Given entries:
# # # # # # #

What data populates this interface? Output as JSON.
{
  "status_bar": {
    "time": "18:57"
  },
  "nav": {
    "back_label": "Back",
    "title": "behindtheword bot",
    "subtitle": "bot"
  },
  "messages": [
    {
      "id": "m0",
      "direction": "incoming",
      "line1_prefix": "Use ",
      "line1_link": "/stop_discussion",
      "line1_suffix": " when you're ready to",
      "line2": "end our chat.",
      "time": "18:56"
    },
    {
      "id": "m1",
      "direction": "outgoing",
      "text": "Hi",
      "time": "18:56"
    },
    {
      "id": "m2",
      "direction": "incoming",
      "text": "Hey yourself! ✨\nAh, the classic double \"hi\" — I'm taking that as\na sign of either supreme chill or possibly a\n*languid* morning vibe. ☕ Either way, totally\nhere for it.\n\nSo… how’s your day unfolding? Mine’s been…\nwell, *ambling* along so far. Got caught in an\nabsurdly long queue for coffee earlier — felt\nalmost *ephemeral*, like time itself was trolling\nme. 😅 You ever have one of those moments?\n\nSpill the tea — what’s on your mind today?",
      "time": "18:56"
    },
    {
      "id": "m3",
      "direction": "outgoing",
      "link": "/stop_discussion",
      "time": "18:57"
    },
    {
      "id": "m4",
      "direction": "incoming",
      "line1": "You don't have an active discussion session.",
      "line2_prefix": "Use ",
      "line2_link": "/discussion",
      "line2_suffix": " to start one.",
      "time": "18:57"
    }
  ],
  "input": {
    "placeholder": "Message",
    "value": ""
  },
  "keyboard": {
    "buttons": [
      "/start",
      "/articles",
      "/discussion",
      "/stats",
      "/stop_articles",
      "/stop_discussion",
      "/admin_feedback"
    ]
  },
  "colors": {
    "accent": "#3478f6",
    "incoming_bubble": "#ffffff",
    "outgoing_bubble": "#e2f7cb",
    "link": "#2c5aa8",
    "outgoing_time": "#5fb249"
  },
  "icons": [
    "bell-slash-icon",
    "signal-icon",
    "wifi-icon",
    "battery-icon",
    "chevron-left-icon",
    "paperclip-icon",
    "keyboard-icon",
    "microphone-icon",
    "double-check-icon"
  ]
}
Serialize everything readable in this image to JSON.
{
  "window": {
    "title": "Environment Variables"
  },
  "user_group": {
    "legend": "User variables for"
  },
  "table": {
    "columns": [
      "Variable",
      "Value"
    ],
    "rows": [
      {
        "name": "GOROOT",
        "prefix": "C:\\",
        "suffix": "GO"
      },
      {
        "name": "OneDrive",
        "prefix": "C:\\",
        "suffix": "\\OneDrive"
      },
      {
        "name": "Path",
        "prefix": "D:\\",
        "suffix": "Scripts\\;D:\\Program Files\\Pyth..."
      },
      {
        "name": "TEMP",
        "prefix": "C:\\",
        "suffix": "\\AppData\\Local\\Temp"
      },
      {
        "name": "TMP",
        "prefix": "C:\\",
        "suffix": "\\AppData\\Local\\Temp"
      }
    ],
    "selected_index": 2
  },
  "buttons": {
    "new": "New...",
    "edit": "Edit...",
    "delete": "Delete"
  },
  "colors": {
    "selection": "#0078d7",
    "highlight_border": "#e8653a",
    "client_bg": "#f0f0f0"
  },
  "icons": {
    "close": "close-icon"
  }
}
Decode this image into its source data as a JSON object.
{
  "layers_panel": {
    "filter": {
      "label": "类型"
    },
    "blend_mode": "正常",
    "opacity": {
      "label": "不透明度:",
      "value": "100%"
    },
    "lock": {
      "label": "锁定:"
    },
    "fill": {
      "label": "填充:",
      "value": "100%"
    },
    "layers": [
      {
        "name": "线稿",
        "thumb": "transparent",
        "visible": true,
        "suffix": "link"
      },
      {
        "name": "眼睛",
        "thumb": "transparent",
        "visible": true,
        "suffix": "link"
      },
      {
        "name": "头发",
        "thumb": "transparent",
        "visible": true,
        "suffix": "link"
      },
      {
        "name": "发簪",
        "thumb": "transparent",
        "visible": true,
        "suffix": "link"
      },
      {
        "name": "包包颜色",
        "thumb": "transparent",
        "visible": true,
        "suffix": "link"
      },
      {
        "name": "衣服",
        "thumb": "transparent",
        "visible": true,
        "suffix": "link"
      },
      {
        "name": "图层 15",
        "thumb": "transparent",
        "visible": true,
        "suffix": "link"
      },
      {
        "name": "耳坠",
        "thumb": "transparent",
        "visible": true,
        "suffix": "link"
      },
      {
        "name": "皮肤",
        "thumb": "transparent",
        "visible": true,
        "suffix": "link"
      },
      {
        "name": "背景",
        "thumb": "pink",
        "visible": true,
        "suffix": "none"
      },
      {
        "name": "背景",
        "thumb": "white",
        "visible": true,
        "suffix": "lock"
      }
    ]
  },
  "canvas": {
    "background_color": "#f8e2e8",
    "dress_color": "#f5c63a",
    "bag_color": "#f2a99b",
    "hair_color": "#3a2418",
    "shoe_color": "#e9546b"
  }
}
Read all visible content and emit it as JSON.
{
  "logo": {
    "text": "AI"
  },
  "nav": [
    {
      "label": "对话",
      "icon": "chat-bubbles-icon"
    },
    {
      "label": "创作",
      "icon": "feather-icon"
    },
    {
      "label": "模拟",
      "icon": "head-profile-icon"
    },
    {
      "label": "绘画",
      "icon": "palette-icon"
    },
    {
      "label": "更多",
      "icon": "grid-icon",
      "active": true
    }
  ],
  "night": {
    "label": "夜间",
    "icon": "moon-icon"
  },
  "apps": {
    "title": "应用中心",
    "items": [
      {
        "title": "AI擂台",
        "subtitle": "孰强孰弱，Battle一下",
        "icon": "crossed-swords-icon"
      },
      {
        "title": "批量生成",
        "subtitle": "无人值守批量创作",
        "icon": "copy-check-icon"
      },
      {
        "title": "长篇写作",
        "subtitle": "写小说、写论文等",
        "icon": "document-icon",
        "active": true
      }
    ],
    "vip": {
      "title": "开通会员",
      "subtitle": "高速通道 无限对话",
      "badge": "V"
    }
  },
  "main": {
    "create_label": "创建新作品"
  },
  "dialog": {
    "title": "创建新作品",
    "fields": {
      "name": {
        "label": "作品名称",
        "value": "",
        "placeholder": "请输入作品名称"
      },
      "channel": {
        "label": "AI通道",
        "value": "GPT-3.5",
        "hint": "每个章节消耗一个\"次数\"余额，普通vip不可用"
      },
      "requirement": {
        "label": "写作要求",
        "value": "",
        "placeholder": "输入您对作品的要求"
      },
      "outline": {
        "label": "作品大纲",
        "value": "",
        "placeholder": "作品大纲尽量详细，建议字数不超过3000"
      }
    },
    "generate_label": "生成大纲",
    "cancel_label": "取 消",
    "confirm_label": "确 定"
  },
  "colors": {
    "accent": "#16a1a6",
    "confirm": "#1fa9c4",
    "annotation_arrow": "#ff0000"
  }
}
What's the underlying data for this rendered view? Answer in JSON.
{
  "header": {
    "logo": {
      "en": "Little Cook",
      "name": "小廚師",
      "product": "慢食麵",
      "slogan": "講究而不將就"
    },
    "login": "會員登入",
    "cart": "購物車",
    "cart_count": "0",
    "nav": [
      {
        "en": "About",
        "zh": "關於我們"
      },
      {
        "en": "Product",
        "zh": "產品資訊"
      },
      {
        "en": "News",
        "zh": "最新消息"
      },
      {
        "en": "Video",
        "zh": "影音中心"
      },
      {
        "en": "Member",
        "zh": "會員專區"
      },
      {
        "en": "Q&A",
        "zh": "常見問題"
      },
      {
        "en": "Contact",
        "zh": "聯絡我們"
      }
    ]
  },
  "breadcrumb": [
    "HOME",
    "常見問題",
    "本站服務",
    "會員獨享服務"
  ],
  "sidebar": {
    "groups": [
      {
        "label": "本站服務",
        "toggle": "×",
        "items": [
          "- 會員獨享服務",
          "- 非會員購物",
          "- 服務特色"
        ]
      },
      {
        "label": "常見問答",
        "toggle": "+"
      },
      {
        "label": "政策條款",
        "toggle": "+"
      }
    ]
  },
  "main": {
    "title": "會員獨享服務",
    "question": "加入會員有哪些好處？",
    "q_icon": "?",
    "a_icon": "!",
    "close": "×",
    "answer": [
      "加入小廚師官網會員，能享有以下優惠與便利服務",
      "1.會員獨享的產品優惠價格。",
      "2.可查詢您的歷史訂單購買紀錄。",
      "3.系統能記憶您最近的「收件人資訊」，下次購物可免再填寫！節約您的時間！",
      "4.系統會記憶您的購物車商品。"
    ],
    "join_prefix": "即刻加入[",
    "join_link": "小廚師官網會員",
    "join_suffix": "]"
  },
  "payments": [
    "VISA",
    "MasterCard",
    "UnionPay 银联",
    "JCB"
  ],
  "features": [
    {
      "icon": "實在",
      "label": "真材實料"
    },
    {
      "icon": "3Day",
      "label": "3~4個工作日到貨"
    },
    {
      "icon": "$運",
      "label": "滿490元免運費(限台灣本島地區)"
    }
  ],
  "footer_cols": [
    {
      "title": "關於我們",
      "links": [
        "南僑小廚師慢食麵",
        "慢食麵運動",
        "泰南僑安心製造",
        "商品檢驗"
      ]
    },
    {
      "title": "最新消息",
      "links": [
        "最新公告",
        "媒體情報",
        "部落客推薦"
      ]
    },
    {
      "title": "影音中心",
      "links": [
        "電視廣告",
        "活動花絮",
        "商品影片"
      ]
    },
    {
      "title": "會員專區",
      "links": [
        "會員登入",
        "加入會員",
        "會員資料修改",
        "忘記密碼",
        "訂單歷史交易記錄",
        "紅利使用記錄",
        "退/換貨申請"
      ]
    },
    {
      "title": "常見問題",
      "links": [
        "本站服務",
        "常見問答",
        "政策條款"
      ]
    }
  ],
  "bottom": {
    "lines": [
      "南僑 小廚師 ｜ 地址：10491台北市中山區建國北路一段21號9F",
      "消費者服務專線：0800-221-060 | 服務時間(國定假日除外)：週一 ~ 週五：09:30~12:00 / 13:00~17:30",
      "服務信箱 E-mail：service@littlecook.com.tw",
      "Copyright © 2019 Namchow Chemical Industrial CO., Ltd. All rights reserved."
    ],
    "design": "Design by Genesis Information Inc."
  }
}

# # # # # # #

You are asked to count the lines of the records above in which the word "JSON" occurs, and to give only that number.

Result:
5